Men have been telling women to shut up for 3,000 years. That’s not just me rage-typing. It’s actually true. In her talk “The Public Voice of Women,” historian Mary Beard goes to the dawn of Western Civilization...to find women being asked to shut up. Case in point? Homer’s Odyssey. Where Telemachus, who is Odysseus’ son tells his mother, Penelope, “Go back up into your quarters. Speech will be the business of men.” Just like how in drawing rooms in India, gupshup — whether it’s political or otherwise — is not where women of the house will be. (They’re expected to be in the kitchen, of course, like this brilliant short film “Juice” reminds us.)
Forget ancient Greek epics. Women are told they talk too much, or just are too much, in our very modern times too! Just take a look at the list of adjectives used for women politicians that are never used for male politicians. “Bossy, fiery, shrill, nasty…” All adjectives that subtly imply, just like in Homer’s epic, that the public space isn’t where women are supposed to be. In a 2016 article in The Atlantic called “How Pop Culture Tells Women to Shut Up,” Megan Garber sums up it nicely, “The “common scold” of the 17th century is present, in other words, every time a woman of the 21st is punished for asserting herself in the public sphere: every time she—whether running for president or simply running her life—is dismissed for being too brash, and too ambitious, and too inconvenient, and above all too loud.”
But...do women talk too much? Actually, they don’t. A research study by Deborah James and Janice Drakich indicated a bulk of research findings which showed that actually, men talk more. Political scientists have found that in groups of five, if only one member is a woman, she speaks 40 percent less than each of the men. Even with three women, that number doesn’t increase! And the virtual world hasn’t made things easier. A study conducted in the US found that 45% women business leaders said it’s difficult for women to speak up in online meetings. In India, if a similar study were to take place, I imagine the numbers would look even less for Dalit women and queer women. After all, it’s a question of privilege, opportunity, and who is allowed to speak, right?
So clearly there’s a gap.
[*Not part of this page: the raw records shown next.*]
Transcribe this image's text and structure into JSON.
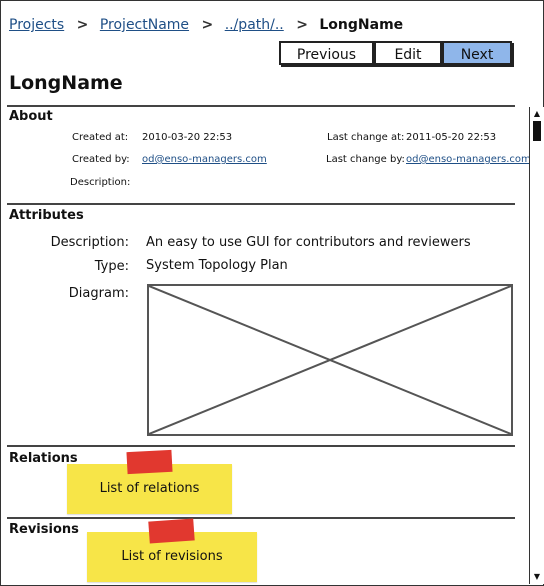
{
  "breadcrumb": {
    "items": [
      "Projects",
      "ProjectName",
      "../path/..",
      "LongName"
    ],
    "separator": ">"
  },
  "nav": {
    "previous_label": "Previous",
    "edit_label": "Edit",
    "next_label": "Next",
    "active_color": "#8fb6ea"
  },
  "page_title": "LongName",
  "about": {
    "title": "About",
    "created_at_label": "Created at:",
    "created_at_value": "2010-03-20 22:53",
    "last_change_at_label": "Last change at:",
    "last_change_at_value": "2011-05-20 22:53",
    "created_by_label": "Created by:",
    "created_by_value": "od@enso-managers.com",
    "last_change_by_label": "Last change by:",
    "last_change_by_value": "od@enso-managers.com",
    "description_label": "Description:"
  },
  "attributes": {
    "title": "Attributes",
    "description_label": "Description:",
    "description_value": "An easy to use GUI for contributors and reviewers",
    "type_label": "Type:",
    "type_value": "System Topology Plan",
    "diagram_label": "Diagram:"
  },
  "relations": {
    "title": "Relations",
    "note_text": "List of relations"
  },
  "revisions": {
    "title": "Revisions",
    "note_text": "List of revisions"
  },
  "colors": {
    "link": "#1f4f86",
    "note": "#f7e548",
    "tape": "#e1382f"
  },
  "icons": {
    "breadcrumb_separator": "chevron-right-icon",
    "scroll_up": "arrow-up-icon",
    "scroll_down": "arrow-down-icon"
  }
}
Men, and the wider culture with all its structural differences, would like us to believe that either women talk too much, or they don’t talk much sense. Data says that might not be the case. What can you, as a young woman, do?
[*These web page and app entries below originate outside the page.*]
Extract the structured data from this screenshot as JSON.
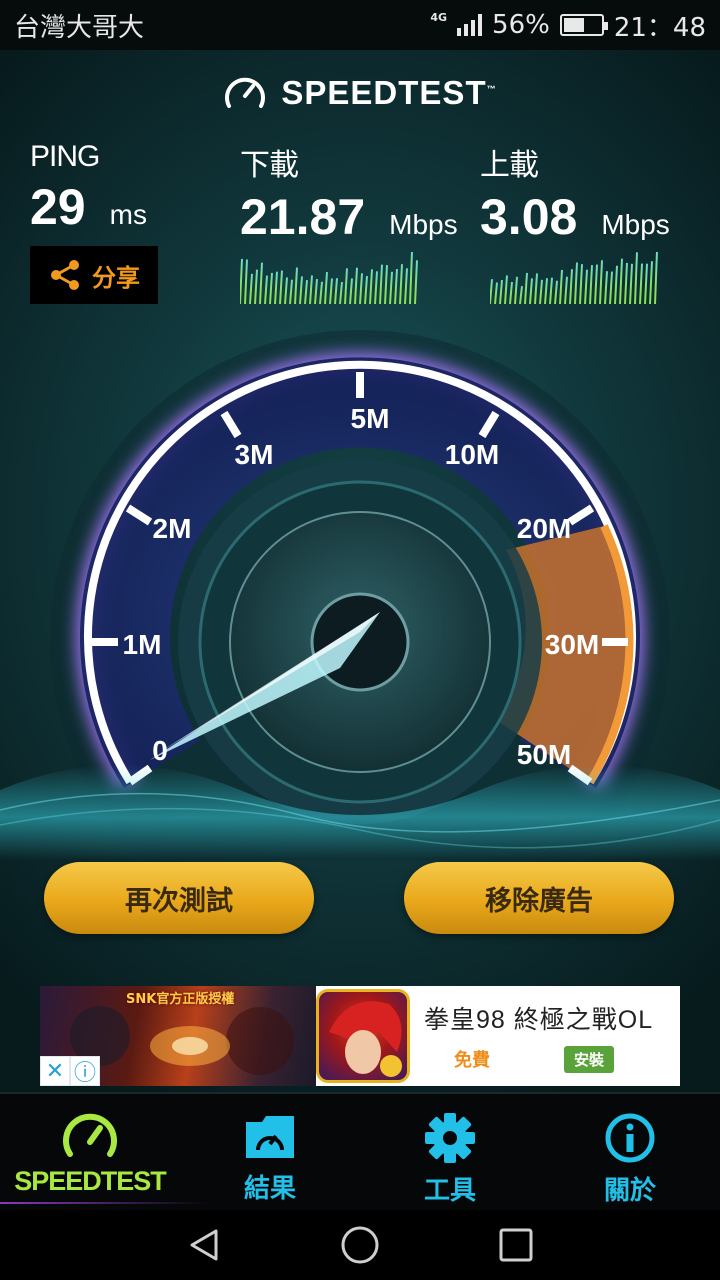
{
  "status_bar": {
    "carrier": "台灣大哥大",
    "network": "4G",
    "battery": "56%",
    "battery_level": 0.56,
    "time": "21：48"
  },
  "header": {
    "brand": "SPEEDTEST",
    "trademark": "™"
  },
  "ping": {
    "label": "PING",
    "value": "29",
    "unit": "ms"
  },
  "download": {
    "label": "下載",
    "value": "21.87",
    "unit": "Mbps"
  },
  "upload": {
    "label": "上載",
    "value": "3.08",
    "unit": "Mbps"
  },
  "share": {
    "label": "分享"
  },
  "gauge": {
    "ticks": [
      "0",
      "1M",
      "2M",
      "3M",
      "5M",
      "10M",
      "20M",
      "30M",
      "50M"
    ],
    "needle_value_mbps": 0,
    "colors": {
      "arc": "#ffffff",
      "glow": "#9b6cf0",
      "active": "#e8862a",
      "needle": "#bff8ff"
    }
  },
  "actions": {
    "retest": "再次測試",
    "remove_ads": "移除廣告"
  },
  "ad": {
    "banner_title": "SNK官方正版授權",
    "title": "拳皇98 終極之戰OL",
    "price": "免費",
    "install": "安裝"
  },
  "nav": {
    "items": [
      {
        "label": "SPEEDTEST",
        "icon": "speedometer-icon",
        "active": true
      },
      {
        "label": "結果",
        "icon": "folder-gauge-icon",
        "active": false
      },
      {
        "label": "工具",
        "icon": "gear-icon",
        "active": false
      },
      {
        "label": "關於",
        "icon": "info-icon",
        "active": false
      }
    ]
  },
  "colors": {
    "accent": "#22c0e8",
    "active_nav": "#a8e840",
    "button": "#e9a81a",
    "share_text": "#f29a1f"
  }
}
I think the answer lies in, not retreating, but taking up MORE space. Speak up, speak freely. Let the “tut, tut” be. Prolong that meeting if you think you need to make an important point. If someone says you talk too much, say, um, yes, thank you. Cultivate a sisterhood of loud, intelligent, and ambitious women. Talk to them the next time you’re hurt by someone calling you “bossy.” (Which, hey, I get it.)
TL;DR: Prove the Greek epic wrong. Make speech the business of...anyone. Not just men.